Floor space flexibility

Floor space within a data centre is often limited and required for revenue generating server racks. Modular component UPS systems can be expanded vertically provided there is room within the existing cabinet for additional UPS modules. Alternatively a modular component UPS system can expand horizontally with the addition of a further UPS cabinet. This approach can save valuable space within a data centre. Advances in the design of standalone UPS systems have also led to the introduction of smaller-footprint systems and taller cabinet designs. Although a modular UPS system can offer a more ‘future proof’ approach with right-sizing, no UPS should ever be 100 per cent loaded as this leaves no room for expansion and leads to increased component stress.

The data centre of the future

Continued pressure on data centres to comply with environmental legislation and to cope with bigger data demands than ever mean that this type of technology will play a central role in the future. Modular UPS has the potential to be a game changer in the data centre environment and impact on efficiency, resiliency and cost – all key factors for consideration by the data centre manager.

The most advanced power supply yet

Riello UPS has recently launched its Multi Power UPS, a modular three-phase double conversion system scalable for any business requirements.

With a power density of 400kW/m2, the Multi Power a leader in its field.

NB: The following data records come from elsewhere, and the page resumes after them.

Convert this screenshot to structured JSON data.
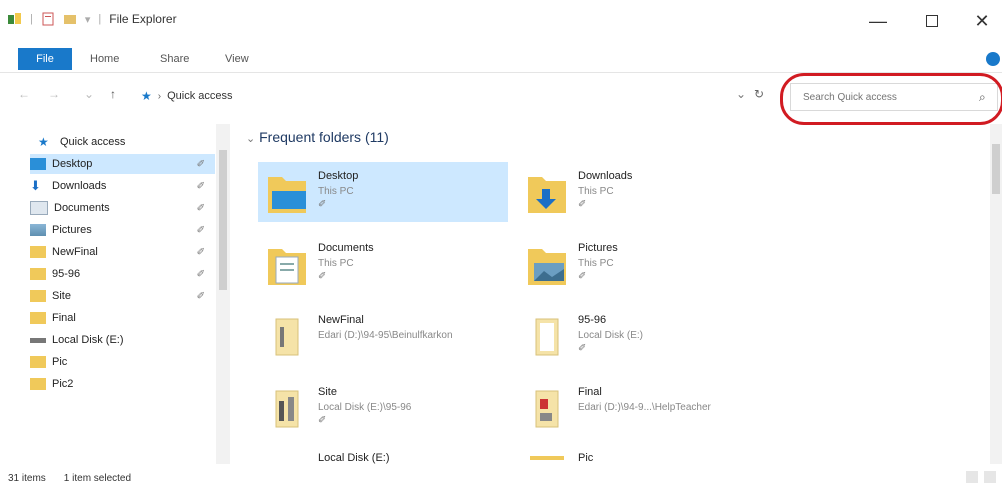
{
  "window": {
    "title": "File Explorer"
  },
  "ribbon": {
    "tabs": [
      "File",
      "Home",
      "Share",
      "View"
    ]
  },
  "address": {
    "path": "Quick access",
    "refresh_glyph": "↻"
  },
  "search": {
    "placeholder": "Search Quick access"
  },
  "navpane": {
    "items": [
      {
        "label": "Quick access",
        "icon": "star-icon",
        "pinned": false
      },
      {
        "label": "Desktop",
        "icon": "desktop-folder-icon",
        "pinned": true
      },
      {
        "label": "Downloads",
        "icon": "downloads-icon",
        "pinned": true
      },
      {
        "label": "Documents",
        "icon": "documents-icon",
        "pinned": true
      },
      {
        "label": "Pictures",
        "icon": "pictures-icon",
        "pinned": true
      },
      {
        "label": "NewFinal",
        "icon": "folder-icon",
        "pinned": true
      },
      {
        "label": "95-96",
        "icon": "folder-icon",
        "pinned": true
      },
      {
        "label": "Site",
        "icon": "folder-icon",
        "pinned": true
      },
      {
        "label": "Final",
        "icon": "folder-icon",
        "pinned": false
      },
      {
        "label": "Local Disk (E:)",
        "icon": "drive-icon",
        "pinned": false
      },
      {
        "label": "Pic",
        "icon": "folder-icon",
        "pinned": false
      },
      {
        "label": "Pic2",
        "icon": "folder-icon",
        "pinned": false
      }
    ]
  },
  "main": {
    "section_title": "Frequent folders (11)",
    "tiles": [
      {
        "name": "Desktop",
        "sub": "This PC",
        "icon": "desktop-folder-icon",
        "pinned": true
      },
      {
        "name": "Downloads",
        "sub": "This PC",
        "icon": "downloads-folder-icon",
        "pinned": true
      },
      {
        "name": "Documents",
        "sub": "This PC",
        "icon": "documents-folder-icon",
        "pinned": true
      },
      {
        "name": "Pictures",
        "sub": "This PC",
        "icon": "pictures-folder-icon",
        "pinned": true
      },
      {
        "name": "NewFinal",
        "sub": "Edari (D:)\\94-95\\Beinulfkarkon",
        "icon": "folder-icon",
        "pinned": false
      },
      {
        "name": "95-96",
        "sub": "Local Disk (E:)",
        "icon": "folder-icon",
        "pinned": true
      },
      {
        "name": "Site",
        "sub": "Local Disk (E:)\\95-96",
        "icon": "folder-icon",
        "pinned": true
      },
      {
        "name": "Final",
        "sub": "Edari (D:)\\94-9...\\HelpTeacher",
        "icon": "folder-icon",
        "pinned": false
      },
      {
        "name": "Local Disk (E:)",
        "sub": "",
        "icon": "drive-icon",
        "pinned": false
      },
      {
        "name": "Pic",
        "sub": "",
        "icon": "folder-icon",
        "pinned": false
      }
    ],
    "pin_glyph": "✐"
  },
  "status": {
    "items_count": "31 items",
    "selection": "1 item selected"
  },
  "colors": {
    "accent": "#1979ca",
    "selected": "#cde8ff",
    "highlight_ring": "#d11b22"
  }
}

Using up to 28 power modules of 42kW each, it gives complete scalability from 42kW to 1176kW.

It also maintains high efficiency in online mode operation of up to 96.5 per cent even at low loads of 20 per cent. The Multi Power UPS demonstrates how high levels of resilience can easily be achieved and still be affordable with N+2 redundancy.

A sophisticated connectivity panel on the front allows full status visibility of the UPS modules and battery. Maintenance is also simpler as the units can be accessed from the front of the system and the modules are hot-swappable, reducing any maintenance related downtime.